    What’s a child’s equivalent of a rave review on the cover of The New York Times Book Review? When she begs you to read her the same book night after night after night. Mind Your Manners, B.B. Wolf held this coveted position for many weeks in our house. Luckily my husband and I loved this clever tale almost as much as our daughter. B(ig) B(ad) Wolf, who is now retired and residing at Villain Villa Senior Center, learns about manners through encounters with well-known fairy tale characters including Little Red Riding Hood.
    Great for: Readers ages 4–8

  • Dude, That’s Rude!

    by Pamela Espeland and Elizabeth Verdick, illustrated by Steve Mark

    I must confess that I am not a fan of the expression, “dude,” but then again, I am an old fuddy duddy who’s writing a piece about etiquette books. Authors Pamela Espeland and Elizabeth Verdick take on the considerable challenge of teaching manners to tweens to great success. They use humor and cartoons to teach kids the basics of polite behavior in a range of situations — from answering the phone to shopping in the mall to going to a restaurant.
    Great for: Readers ages 8–13

  • Tiffany’s Table Manners for Teenagers

    by Walter Hoving, illustrated by Joe Eula

    I have loved this book since my favorite aunt gave it to me when I turned thirteen. Its Tiffany blue cover is the perfect hook for young ladies of a certain age. The former chairman of Tiffany's of New York delivers advice in a charming style, offering step-by-step introduction to all the basics from the moment the meal begins to the time it ends.
    Great for: Readers ages 13+

  • 365 Manners Kids Should Know

    by Sheryl Eberly

    Perfect for the parent who likes to incorporate a little play into life lessons, Sheryl Eberly’s 365 Manners Kids Should Know breaks down essential guidance into daily tips and also offers activities and games that families can do together to hone their manners. Updated with 21st-century considerations like “netiquette” for social media, this helpful guidebook also recommends what ages to introduce each topic.
    Great for: Readers of all ages
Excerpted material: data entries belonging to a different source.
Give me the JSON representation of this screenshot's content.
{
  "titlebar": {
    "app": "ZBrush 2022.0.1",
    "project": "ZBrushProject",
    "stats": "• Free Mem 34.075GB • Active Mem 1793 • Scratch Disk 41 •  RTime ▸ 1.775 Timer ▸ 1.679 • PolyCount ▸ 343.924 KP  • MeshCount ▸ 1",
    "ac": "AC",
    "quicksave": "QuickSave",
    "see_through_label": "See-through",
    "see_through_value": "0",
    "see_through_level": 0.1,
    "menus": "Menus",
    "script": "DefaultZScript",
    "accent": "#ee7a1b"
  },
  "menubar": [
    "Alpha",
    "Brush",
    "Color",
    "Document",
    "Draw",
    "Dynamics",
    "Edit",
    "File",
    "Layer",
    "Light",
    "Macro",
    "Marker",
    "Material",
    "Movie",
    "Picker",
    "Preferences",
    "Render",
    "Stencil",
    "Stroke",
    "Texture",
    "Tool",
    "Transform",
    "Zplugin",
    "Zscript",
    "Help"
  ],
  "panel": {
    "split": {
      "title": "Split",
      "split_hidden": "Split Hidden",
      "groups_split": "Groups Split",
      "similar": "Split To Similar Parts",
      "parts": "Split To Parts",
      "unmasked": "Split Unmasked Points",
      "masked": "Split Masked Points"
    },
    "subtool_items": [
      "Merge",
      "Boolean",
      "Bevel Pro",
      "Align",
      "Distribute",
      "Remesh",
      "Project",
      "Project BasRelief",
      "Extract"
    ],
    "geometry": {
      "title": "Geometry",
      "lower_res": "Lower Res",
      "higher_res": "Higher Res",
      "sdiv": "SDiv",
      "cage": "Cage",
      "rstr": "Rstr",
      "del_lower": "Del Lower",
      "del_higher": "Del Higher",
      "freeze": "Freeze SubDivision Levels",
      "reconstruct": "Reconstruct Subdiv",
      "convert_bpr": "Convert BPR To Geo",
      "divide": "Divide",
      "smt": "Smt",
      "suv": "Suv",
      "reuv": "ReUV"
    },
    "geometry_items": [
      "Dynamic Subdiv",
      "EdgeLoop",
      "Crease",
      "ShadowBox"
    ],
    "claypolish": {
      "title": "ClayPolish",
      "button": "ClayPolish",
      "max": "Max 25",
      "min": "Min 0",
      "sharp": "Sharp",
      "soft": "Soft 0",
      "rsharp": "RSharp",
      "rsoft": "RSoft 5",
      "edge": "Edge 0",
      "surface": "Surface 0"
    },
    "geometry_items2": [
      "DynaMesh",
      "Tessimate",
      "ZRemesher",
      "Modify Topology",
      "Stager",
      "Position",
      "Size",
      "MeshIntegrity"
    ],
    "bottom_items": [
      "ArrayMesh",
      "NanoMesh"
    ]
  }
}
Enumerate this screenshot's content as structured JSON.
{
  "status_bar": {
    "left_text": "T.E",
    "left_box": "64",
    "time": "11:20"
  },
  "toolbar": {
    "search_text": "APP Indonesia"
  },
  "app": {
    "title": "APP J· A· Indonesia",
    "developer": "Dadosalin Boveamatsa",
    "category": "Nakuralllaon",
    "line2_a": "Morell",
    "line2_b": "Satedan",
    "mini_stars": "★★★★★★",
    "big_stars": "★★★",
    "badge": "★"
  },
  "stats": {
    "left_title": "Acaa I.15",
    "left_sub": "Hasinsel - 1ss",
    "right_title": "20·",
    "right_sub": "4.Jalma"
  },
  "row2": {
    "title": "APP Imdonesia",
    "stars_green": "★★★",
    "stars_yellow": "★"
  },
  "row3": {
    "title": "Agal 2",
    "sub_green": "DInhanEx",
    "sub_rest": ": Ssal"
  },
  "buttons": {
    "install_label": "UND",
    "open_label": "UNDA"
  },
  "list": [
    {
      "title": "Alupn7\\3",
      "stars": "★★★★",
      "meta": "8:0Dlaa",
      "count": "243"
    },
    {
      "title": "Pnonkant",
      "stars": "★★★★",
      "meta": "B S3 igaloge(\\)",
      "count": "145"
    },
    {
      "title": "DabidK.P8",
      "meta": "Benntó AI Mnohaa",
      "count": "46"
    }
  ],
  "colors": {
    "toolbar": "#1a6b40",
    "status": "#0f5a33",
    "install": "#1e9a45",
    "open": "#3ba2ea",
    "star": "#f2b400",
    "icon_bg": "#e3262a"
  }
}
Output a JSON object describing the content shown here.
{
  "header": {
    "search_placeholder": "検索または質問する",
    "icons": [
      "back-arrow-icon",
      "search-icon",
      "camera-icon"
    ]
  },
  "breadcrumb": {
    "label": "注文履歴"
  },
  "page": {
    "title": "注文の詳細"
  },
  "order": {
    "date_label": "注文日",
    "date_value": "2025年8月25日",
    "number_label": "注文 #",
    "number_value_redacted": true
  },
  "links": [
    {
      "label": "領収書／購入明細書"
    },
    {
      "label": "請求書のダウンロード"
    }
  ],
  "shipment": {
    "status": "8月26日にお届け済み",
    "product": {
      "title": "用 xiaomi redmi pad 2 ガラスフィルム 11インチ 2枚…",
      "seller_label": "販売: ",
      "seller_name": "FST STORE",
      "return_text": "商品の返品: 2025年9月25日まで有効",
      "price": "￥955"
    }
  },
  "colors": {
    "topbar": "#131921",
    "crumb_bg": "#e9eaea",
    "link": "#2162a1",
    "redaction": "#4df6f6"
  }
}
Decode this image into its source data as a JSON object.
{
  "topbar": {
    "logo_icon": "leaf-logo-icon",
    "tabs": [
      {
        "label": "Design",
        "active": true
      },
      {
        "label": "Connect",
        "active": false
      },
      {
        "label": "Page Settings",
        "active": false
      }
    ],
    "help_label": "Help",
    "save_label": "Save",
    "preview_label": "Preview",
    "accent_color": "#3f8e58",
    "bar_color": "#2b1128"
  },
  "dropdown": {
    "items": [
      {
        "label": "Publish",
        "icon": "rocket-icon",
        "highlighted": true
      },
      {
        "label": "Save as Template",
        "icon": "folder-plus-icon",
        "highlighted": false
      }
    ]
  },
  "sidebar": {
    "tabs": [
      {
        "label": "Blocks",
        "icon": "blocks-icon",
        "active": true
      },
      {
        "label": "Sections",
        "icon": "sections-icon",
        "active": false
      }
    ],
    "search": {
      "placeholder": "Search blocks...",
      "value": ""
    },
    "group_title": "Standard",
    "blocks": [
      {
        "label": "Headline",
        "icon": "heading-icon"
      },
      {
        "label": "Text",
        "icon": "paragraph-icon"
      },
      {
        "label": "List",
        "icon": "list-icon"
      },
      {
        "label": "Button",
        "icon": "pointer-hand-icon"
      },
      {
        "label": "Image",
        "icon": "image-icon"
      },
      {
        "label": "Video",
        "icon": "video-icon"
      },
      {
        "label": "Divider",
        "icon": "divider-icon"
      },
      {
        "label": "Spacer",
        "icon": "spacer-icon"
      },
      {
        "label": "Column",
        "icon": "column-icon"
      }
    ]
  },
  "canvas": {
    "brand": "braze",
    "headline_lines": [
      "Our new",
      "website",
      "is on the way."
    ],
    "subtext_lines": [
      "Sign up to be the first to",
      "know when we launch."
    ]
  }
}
*Trivia Time: If you’re curious about the origins of the expression, “Mind your Ps and Qs,” check out this article from the Oxford Dictionaries blog.